This is a great city. The JFK coastal walk from Pointe Rouge beach into the Vieux Port is truly stunning -- turquoise water to one side of you and chalk mountains behind the city to the other side of you. There's lots to do and see here, truly undiscovered.
Marseille itself is not a very beautiful city.
We spent a few days in town and there is plenty to do. The downtown is colourful and the walk up and down to the cathedral is spectacular and so is the view. We made a daytrip to Cassis and really was worth it.
One thing about Marseille is that it is a lot dirtier than other cities in France and beware of dog waste everywhere. Of course, we have found no city in France where the streets are not caked with it -- there seems to be no social outcry at all from locals.
Nothing to see or do here... don't waste your time!!!
Marseilles is a beautiful city with a very different character than most of France. Good luck and have fun.

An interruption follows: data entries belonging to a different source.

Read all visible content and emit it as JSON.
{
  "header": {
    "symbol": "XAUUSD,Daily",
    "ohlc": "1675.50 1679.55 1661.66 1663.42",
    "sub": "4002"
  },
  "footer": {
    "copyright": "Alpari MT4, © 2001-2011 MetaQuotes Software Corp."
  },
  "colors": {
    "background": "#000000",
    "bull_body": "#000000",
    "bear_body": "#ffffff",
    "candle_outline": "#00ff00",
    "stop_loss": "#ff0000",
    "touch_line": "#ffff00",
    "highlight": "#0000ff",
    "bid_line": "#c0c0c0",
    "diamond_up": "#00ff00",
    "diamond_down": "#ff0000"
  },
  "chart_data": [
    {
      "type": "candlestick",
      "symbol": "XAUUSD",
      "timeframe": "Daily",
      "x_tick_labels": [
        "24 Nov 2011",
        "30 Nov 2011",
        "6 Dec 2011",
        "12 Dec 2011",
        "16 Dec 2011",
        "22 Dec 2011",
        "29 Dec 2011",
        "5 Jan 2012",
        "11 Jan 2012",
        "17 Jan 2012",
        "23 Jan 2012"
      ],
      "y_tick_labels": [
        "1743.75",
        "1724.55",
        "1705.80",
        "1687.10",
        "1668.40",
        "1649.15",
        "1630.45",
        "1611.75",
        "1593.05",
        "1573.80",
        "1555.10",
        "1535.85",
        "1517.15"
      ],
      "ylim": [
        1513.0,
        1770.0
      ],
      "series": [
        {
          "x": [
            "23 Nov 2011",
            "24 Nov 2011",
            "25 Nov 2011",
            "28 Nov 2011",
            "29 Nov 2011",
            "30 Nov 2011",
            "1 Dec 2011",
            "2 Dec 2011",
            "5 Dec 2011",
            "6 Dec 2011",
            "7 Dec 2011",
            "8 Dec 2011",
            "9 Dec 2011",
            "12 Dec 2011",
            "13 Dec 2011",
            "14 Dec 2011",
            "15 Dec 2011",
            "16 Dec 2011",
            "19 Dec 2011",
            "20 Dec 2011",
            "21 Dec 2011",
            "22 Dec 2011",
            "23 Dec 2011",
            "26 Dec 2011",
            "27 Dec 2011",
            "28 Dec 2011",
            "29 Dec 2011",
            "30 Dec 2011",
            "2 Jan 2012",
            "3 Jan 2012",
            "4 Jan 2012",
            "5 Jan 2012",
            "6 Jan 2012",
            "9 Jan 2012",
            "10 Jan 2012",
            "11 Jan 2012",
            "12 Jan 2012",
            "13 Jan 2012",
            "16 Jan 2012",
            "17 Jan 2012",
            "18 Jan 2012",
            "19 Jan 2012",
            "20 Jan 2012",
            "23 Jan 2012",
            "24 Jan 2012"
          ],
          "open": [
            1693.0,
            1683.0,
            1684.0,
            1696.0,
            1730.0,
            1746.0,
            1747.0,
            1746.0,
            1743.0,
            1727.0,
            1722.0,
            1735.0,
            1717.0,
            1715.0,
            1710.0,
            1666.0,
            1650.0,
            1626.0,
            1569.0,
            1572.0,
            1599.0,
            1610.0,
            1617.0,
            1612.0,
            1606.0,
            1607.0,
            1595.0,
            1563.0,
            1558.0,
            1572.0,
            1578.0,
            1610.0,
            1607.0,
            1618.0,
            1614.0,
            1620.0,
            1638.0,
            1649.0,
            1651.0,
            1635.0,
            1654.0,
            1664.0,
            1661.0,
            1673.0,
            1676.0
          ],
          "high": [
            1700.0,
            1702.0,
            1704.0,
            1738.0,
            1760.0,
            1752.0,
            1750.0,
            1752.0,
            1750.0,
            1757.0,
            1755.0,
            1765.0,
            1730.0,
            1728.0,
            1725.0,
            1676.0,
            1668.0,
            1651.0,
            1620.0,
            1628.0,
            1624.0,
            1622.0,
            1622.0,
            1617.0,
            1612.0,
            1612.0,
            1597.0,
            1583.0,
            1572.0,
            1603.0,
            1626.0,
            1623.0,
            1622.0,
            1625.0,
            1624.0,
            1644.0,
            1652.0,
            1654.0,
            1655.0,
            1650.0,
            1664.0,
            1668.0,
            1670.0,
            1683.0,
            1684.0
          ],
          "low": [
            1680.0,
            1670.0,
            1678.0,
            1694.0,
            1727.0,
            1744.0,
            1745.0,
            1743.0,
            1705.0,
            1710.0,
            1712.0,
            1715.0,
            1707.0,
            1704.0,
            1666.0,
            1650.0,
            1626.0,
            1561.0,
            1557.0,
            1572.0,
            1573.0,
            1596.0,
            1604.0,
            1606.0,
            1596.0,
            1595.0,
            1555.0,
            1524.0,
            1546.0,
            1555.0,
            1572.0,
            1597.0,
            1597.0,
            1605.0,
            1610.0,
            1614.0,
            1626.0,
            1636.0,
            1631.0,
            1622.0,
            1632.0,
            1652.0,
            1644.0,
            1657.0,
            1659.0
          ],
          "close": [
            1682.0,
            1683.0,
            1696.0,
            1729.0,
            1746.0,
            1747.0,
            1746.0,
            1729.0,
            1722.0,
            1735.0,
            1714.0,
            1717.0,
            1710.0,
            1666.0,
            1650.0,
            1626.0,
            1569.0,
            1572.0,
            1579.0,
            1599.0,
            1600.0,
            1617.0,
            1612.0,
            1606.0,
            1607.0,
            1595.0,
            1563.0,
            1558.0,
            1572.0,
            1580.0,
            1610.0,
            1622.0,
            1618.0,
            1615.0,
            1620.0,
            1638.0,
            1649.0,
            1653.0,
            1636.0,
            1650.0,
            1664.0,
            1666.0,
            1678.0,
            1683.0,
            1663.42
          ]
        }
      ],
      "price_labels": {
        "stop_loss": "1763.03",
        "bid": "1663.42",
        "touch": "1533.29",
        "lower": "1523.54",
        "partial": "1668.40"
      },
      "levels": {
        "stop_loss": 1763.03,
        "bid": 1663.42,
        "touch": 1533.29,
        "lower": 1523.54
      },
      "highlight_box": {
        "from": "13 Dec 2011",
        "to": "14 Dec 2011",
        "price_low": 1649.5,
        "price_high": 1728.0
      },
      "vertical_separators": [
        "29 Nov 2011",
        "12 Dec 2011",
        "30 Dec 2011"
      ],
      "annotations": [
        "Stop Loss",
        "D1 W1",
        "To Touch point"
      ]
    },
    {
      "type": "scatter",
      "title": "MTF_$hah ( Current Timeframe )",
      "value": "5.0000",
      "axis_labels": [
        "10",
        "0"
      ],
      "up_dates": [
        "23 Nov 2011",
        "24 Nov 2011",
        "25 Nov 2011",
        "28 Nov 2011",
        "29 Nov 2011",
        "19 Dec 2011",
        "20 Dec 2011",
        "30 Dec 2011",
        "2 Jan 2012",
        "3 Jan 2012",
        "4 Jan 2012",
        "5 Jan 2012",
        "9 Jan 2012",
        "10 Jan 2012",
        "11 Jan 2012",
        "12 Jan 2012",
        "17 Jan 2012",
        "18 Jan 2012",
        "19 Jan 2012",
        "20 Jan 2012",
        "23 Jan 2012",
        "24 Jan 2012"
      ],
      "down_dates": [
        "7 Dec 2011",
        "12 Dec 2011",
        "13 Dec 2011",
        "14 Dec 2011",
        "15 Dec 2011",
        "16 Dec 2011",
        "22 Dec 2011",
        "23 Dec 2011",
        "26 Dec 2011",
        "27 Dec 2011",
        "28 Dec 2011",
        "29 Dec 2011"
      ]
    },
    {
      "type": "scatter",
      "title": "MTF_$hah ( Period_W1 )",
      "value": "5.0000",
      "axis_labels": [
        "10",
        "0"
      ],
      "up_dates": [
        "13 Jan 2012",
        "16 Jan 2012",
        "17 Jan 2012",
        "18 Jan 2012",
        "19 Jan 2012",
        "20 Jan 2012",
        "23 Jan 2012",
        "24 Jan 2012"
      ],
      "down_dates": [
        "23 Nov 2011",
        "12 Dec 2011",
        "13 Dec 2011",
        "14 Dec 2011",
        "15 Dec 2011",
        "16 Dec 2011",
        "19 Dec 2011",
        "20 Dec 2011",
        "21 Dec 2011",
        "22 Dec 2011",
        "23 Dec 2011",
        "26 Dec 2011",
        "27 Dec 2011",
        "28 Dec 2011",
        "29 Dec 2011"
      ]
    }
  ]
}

Marseille is ripe for travelers to discover. You may have heard this city is often regarded as underdeveloped or even dangerous due to crime. Though there are problems in this city, they don't make it worth skipping. With a bit of a sense of adventure you'll not only tour the center with its historic port and architecture, but you can find your way to markets like Noailles Market, known for its African flair. Or you might take a morning out to the Calanques, Marseille's fjord and well-preserved natural area.
Getting around Marseille by public transportation is preferable. The metro and bus lines are frequent and easy to use, especially if you know enough French to ask for directions. Other forms of transportation are less preferable, but locals do drive, and bicyclists are starting to appear as well. Walking is sufficient if you're staying anywhere in the central district (1er).
Marseille hostels are typical of southern France, they are mostly medium-sized with considerably less than 100 beds, and offer a variety of service. Some have rules, as are common in traditional association hostels. For instance, one hostel prohibits alcohol consumption.
A cluster of hostels are located not far from the train station, Marseille St. Charles, and the historic center around Vieux-port. Others are further out of town, in the more tranquil suburbs of the city. Note that Marseille has a considerable crime rate, if you plan to hike through distant (possibly desolate) neighborhoods to get to your hostel. Crime is otherwise not much of an issue, although some areas around the city center are run-down.
Hi, I'm Carl,
the Hostelz.com local expert for Marseille hostels. Welcome.